this sentence simply implies a lesson for Laertes to think before acting or speaking. The term "thoughts" in the phrase are personified into having a human form of "tongue" and the ability to act. Additionally, the word "tongue" is also used metaphorically in the speech. The creativeness of Shakespeare helps the audience and the context to stress the importance to think twice before you speak.
“To be or not or not to be - that is the question” (3.1.64). In life, people often have to decide whether to fulfill their desire by harming others or to uphold their conscience. In Hamlet by William Shakespeare, King Claudius chooses to pursue his desires through the suffering of King Hamlet, Queen Gertrude, Hamlet, and his servants. King Claudius’s lust for absolute power, in addition to his deceitful and manipulating tactics, leads to his downfall.
Throughout Hamlet, written by William Shakespeare, displaying the acts of suicide as an attempt to escape reality, religiously, and morally. Standing with two well-known soliloquies Hamlet, questions should I be alive, or should I be dead. Indecisive he wavers on the fact of the religious and classical perspective of suicide. Opening Act Three, Hamlets first known soliloquy “To be or not to be”, suggest the idea of suicide. “The sling and arrows of outrageous fortune” (3.1. 1-3).

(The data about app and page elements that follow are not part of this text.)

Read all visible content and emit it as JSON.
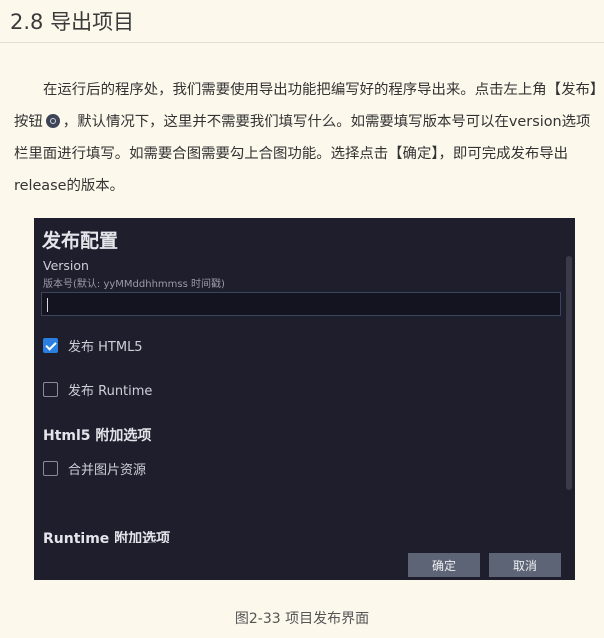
{
  "section": {
    "number_title": "2.8 导出项目"
  },
  "paragraph": {
    "part1": "在运行后的程序处，我们需要使用导出功能把编写好的程序导出来。点击左上角【发布】按钮",
    "part2": "，默认情况下，这里并不需要我们填写什么。如需要填写版本号可以在version选项栏里面进行填写。如需要合图需要勾上合图功能。选择点击【确定】，即可完成发布导出release的版本。",
    "inline_icon": "publish-icon"
  },
  "dialog": {
    "title": "发布配置",
    "version_label": "Version",
    "version_hint": "版本号(默认: yyMMddhhmmss 时间戳)",
    "version_value": "",
    "publish_html5": {
      "label": "发布 HTML5",
      "checked": true
    },
    "publish_runtime": {
      "label": "发布 Runtime",
      "checked": false
    },
    "html5_options_title": "Html5 附加选项",
    "merge_images": {
      "label": "合并图片资源",
      "checked": false
    },
    "runtime_options_title": "Runtime 附加选项",
    "ok_label": "确定",
    "cancel_label": "取消",
    "colors": {
      "background": "#1e1e2c",
      "checkbox_checked": "#2b7fe0",
      "button": "#5d6475"
    }
  },
  "figure_caption": "图2-33 项目发布界面"
}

In Shakespeare’s’ tragedies, one element is consistent- the tragic hero. Each tragic hero shares certain traits that contribute to his tragedy. They possess a fault that will eventually lead to their demise. Shakespeare’s tragic hero is a man of noble birth who falls from a position of honor and respect due to a flaw in his character. Hamlet and Macbeth are portrayed as tragic heroes through their nobility, tragic flaws, and errors in judgment.
Proctor 1 Andrew Proctor English 12/ Mrs. Hogan Hamlet Analysis November 28, 2016 Rational or Foolish? The world is filled with ups and downs, and with a great deal of time to think about them, can lead to thoughts blown way out of proportion and ultimately, insanity. Hamlet's to be or not to be soliloquy from the play Hamlet, written by William Shakespeare, portrays something that crosses every human's mind, even for the slightest of moments; to keep pushing forward or to give up on life. Suicide is then a choice when situations become rough, but a cowardly act.

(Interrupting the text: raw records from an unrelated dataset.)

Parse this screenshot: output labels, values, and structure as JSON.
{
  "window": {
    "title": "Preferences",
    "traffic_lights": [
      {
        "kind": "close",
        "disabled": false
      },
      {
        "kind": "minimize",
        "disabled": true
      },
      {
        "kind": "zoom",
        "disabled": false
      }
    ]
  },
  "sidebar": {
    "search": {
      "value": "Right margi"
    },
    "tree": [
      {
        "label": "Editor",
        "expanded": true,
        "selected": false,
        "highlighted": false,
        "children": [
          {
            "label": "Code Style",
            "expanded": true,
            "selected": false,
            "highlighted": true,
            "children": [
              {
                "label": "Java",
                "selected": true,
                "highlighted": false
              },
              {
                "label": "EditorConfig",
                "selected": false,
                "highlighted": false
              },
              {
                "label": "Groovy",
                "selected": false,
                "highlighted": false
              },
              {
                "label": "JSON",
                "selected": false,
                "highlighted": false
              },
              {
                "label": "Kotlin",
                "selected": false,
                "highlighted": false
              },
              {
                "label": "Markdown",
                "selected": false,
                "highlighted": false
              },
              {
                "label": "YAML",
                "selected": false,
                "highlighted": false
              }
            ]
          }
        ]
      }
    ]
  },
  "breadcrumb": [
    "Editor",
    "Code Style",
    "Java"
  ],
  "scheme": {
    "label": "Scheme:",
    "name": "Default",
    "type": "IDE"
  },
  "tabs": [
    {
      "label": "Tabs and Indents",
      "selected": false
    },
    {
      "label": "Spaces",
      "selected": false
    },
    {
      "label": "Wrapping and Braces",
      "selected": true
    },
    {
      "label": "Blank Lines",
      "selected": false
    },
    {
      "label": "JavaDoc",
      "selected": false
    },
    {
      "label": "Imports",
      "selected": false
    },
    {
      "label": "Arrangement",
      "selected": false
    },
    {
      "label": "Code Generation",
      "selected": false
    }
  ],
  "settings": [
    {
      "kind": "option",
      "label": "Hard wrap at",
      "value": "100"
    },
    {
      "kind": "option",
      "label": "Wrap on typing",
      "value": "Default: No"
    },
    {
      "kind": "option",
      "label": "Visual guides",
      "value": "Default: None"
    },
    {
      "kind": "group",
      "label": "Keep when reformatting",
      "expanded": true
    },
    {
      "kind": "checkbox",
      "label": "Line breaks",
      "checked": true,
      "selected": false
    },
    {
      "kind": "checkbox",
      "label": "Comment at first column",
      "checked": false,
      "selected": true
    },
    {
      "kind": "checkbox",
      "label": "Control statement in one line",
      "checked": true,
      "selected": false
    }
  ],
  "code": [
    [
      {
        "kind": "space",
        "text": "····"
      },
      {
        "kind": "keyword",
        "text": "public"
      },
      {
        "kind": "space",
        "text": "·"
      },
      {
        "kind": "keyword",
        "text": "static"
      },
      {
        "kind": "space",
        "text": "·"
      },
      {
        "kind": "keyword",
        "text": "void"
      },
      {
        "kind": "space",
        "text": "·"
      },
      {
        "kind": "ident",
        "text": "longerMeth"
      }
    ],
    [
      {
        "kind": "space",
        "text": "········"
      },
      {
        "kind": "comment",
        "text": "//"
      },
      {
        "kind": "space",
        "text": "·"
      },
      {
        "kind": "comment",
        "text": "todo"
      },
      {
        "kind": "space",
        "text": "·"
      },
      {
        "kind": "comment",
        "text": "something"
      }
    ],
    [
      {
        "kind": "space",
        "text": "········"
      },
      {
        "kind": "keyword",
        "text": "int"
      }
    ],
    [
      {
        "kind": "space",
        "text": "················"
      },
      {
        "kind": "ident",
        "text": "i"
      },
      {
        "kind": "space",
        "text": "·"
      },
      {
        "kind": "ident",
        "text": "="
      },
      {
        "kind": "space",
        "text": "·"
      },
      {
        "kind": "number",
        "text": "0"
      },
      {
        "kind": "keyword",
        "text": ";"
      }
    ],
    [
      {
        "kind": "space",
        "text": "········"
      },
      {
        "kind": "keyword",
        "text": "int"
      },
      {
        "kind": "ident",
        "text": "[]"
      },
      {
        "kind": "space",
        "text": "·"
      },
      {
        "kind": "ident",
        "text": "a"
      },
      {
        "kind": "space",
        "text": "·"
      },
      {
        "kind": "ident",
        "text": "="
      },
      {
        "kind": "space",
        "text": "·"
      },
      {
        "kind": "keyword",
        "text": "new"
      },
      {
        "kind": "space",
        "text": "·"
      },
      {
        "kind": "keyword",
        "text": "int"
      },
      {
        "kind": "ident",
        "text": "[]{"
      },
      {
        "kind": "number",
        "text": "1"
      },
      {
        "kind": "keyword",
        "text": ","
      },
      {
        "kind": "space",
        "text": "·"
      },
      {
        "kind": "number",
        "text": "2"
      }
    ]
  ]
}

Insanity: A Hamlet Analysis Insanity in medical terms, is described as a mental illness in such a severe nature that a person cannot distinguish fantasy from reality, and is subject to uncontrollable impulsive behavior. In the play Hamlet, many people question whether or not Hamlet is crazy or not. Hamlet is in fact, not just putting on an “antic disposition,” as he is actually mad because of his hallucinations, his depression, and showing no remorse for his actions. Merriam-Webster describes hallucinations as ‘a perception of objects with no reality usually arising from disorder of the nervous system’. Throughout the play, Old Hamlet’s “appears”, but it is vague on whether or not he is actually present.